The daughter of a popular flower seller in Islington has told how his “pointless” murder has devastated a whole community as his killer was convicted.
Following an Old Bailey trial twice delayed by the Covid pandemic and barristers’ strike, Peppiatt, 23, was found guilty of murder on Tuesday.
The jury deliberated for 13 hours.
Following the verdict the victim’s daughter Paige Eastlake said that “justice has been served”.
She told PA: “This is pointless. No-one needs to be here. There’s too many lives ruined for one silly thing that happened that didn’t need to happen.”
Ms Eastlake described her father as the “funniest, kind, generous person that I’ve ever met”.
“To me, he was the best and he was just one of a kind. He was my dad and my best friend.
“He’d been working on that same stall since he was 14 and he was 55 when he died – so a long time.
“He died on the street of Essex Road where he lived. I don’t know if that’s fate – you died where you worked every single day of your life.”
Ms Eastlake, 28, took comfort from the fact that members of the public had rushed to help her father as he lay mortally injured after being attacked by Peppiatt.
She said: “Listening to what the pathologist and the paramedics had said, within maybe 10 to 12 seconds he would have been unconscious, and I know he didn’t die on his own.”
Ms Eastlake said she was shocked at the outpouring of grief in the community to the person many knew only as “Flower Man of Essex Street”.
On a vigil organised a couple of days after his death, she said: “It makes me more honoured to call him my dad. There was young people, older people, the drunks in park…”
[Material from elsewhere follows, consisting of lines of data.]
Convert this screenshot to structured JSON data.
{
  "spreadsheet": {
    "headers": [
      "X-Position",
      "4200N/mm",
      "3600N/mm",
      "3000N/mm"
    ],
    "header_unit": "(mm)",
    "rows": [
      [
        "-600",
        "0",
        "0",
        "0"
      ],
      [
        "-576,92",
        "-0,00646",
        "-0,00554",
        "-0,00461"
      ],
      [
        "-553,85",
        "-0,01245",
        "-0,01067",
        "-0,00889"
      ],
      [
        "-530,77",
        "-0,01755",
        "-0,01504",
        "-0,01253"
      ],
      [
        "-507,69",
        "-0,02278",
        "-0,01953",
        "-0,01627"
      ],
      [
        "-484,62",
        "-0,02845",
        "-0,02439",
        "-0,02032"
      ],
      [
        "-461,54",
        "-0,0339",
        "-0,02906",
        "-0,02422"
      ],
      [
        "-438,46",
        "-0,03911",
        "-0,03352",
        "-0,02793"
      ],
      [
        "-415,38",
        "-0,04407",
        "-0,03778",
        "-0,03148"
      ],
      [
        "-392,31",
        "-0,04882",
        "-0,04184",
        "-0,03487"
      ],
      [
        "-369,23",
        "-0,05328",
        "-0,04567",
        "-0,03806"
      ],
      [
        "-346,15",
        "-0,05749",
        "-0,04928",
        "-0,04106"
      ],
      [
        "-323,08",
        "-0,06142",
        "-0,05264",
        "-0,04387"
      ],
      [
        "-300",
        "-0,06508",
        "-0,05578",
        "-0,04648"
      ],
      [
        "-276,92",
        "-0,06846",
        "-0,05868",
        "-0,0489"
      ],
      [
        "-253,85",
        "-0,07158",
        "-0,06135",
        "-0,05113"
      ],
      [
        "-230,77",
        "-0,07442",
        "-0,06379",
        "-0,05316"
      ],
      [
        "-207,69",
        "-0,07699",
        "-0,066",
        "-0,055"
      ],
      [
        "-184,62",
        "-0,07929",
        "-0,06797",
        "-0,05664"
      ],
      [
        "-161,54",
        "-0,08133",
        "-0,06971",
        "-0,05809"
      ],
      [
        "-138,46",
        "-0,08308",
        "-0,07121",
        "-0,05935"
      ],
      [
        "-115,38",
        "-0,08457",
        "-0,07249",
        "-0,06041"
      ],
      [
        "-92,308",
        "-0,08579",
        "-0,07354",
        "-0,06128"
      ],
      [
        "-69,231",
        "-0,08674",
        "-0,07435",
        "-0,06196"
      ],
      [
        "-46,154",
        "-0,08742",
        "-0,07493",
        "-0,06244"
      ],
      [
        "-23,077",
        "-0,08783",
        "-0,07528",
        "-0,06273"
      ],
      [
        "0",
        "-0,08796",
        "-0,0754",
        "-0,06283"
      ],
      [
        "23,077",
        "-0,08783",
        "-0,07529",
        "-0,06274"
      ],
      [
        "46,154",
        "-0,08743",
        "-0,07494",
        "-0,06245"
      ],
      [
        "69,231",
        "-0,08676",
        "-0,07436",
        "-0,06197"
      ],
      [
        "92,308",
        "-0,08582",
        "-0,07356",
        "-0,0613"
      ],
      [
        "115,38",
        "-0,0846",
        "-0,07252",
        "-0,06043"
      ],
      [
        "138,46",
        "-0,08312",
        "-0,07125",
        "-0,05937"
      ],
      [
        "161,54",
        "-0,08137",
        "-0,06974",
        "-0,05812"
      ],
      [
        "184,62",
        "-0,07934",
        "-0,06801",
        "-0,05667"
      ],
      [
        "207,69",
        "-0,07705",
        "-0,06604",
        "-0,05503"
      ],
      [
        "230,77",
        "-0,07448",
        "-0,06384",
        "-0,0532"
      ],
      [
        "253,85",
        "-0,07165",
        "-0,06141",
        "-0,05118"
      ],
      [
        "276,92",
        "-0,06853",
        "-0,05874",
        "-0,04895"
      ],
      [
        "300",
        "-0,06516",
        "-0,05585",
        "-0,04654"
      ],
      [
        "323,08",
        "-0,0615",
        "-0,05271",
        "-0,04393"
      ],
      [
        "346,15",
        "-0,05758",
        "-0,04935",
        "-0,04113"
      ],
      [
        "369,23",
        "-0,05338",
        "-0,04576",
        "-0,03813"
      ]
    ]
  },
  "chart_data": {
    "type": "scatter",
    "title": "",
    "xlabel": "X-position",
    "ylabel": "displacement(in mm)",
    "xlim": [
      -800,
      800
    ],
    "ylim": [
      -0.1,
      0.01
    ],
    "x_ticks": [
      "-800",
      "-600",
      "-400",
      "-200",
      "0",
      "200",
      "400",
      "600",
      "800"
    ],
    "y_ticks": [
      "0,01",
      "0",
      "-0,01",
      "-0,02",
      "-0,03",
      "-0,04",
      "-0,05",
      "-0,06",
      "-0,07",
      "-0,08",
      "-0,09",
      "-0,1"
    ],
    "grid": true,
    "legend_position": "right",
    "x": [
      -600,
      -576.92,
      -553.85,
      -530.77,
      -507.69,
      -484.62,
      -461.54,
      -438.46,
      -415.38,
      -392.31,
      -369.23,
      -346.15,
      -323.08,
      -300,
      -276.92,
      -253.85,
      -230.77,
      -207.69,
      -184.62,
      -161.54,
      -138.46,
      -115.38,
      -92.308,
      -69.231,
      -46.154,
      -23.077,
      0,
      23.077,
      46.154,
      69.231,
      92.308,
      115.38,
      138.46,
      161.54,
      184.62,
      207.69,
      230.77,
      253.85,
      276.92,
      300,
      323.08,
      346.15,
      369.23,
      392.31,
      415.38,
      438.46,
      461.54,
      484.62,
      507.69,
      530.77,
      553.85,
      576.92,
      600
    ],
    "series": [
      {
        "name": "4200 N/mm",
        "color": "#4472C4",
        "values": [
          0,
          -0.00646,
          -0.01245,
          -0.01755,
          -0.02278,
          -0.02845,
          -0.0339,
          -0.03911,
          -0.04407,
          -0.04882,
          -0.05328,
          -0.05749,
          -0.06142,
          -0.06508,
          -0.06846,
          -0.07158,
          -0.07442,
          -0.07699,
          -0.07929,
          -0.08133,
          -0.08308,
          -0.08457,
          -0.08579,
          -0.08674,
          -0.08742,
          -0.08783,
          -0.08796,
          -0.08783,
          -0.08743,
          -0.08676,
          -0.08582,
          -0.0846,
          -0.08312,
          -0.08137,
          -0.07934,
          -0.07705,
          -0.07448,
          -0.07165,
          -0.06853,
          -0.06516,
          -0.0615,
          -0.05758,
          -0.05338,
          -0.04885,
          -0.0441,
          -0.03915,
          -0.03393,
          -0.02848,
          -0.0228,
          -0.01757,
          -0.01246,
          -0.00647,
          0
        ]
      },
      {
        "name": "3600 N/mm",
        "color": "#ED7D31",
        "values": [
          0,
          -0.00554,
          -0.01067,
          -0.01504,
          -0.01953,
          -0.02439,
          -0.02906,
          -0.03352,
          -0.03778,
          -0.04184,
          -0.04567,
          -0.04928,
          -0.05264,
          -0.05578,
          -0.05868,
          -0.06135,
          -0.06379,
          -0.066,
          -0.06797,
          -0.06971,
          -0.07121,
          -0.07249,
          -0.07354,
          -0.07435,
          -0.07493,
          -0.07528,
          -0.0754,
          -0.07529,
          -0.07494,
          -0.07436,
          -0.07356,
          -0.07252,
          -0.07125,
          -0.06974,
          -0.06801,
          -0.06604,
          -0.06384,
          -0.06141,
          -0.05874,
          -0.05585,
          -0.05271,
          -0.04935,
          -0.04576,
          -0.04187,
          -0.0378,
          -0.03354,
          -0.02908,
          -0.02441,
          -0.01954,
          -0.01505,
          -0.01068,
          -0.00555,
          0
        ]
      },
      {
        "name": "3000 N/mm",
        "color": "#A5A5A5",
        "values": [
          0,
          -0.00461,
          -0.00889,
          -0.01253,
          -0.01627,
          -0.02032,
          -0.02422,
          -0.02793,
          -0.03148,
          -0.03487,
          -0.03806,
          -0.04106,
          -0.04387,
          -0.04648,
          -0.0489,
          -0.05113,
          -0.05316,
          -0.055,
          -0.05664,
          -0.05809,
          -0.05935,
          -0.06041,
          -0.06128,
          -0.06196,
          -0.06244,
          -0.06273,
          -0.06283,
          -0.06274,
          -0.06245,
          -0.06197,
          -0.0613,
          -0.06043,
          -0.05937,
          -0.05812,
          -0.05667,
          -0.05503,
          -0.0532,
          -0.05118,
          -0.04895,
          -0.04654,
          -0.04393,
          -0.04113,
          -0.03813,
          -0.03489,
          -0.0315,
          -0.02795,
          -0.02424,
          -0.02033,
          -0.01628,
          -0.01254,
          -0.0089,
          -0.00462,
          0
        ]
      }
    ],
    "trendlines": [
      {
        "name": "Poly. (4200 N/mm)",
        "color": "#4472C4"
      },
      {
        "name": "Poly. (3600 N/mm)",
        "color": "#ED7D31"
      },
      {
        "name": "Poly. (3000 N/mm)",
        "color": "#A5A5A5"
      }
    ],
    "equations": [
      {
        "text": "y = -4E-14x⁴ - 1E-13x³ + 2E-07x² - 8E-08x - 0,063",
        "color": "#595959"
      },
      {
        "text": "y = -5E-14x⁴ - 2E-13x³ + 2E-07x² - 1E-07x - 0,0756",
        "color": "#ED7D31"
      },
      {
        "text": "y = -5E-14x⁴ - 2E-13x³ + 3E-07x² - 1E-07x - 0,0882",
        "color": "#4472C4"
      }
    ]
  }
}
Ms Eastlake said she was particularly struck by the reaction of one bus driver, who stopped by the stall to find out what had happened despite carrying a full load of passengers.
She added: “I would just like to thank the Islington community for all of the support that they have shown me and my family. For the floral tributes, the hundreds of people who were at his funeral and the constant lines of support. I couldn’t be prouder of my dad for the lasting legacy he’s left as the Flower Man of Essex Road.”
On Peppiatt, she said: “My dad wasn’t an angry or horrible person. He would laugh about it. So I think I’m not going to live my life hating someone, he’s ruined enough of it. I’m not going to let him ruin any more.”
Detective Chief Inspector Geoff Grogan, who led the investigation, said: “Tony was a well-known character in the community. The people that came to his aid, the passers-by and the outpouring of grief just goes to show how huge an impact this incident had.
“We might never know quite why James Peppiatt took the view that Tony Eastlake was to blame for his mother’s passing, but no matter what he felt to Tony, we can’t accept that level of violence in any instance.”
Peppiatt handed himself in to police a few days after Mr Eastlake’s death and investigators built a case against him from CCTV footage and eyewitnesses.
Mr Grogan praised the Eastlake family’s composure in the face of the trial delays, adding: “I can only hope that now they can move forward having got the justice for the unnecessary loss of Tony.”
“Nobody needed to be here. This whole incident was avoidable. It could have been stopped at any given moment, somebody could have chosen to walk the other way. Instead, James Peppiatt chose to walk after Tony Eastlake.
“A moment of gratuitous, unnecessary violence has led to the taking of a community member, a family member, somebody who was larger than life.”
Following the guilty verdict at the Old Bailey on Tuesday, Judge Richard Marks KC adjourned sentencing until August 24.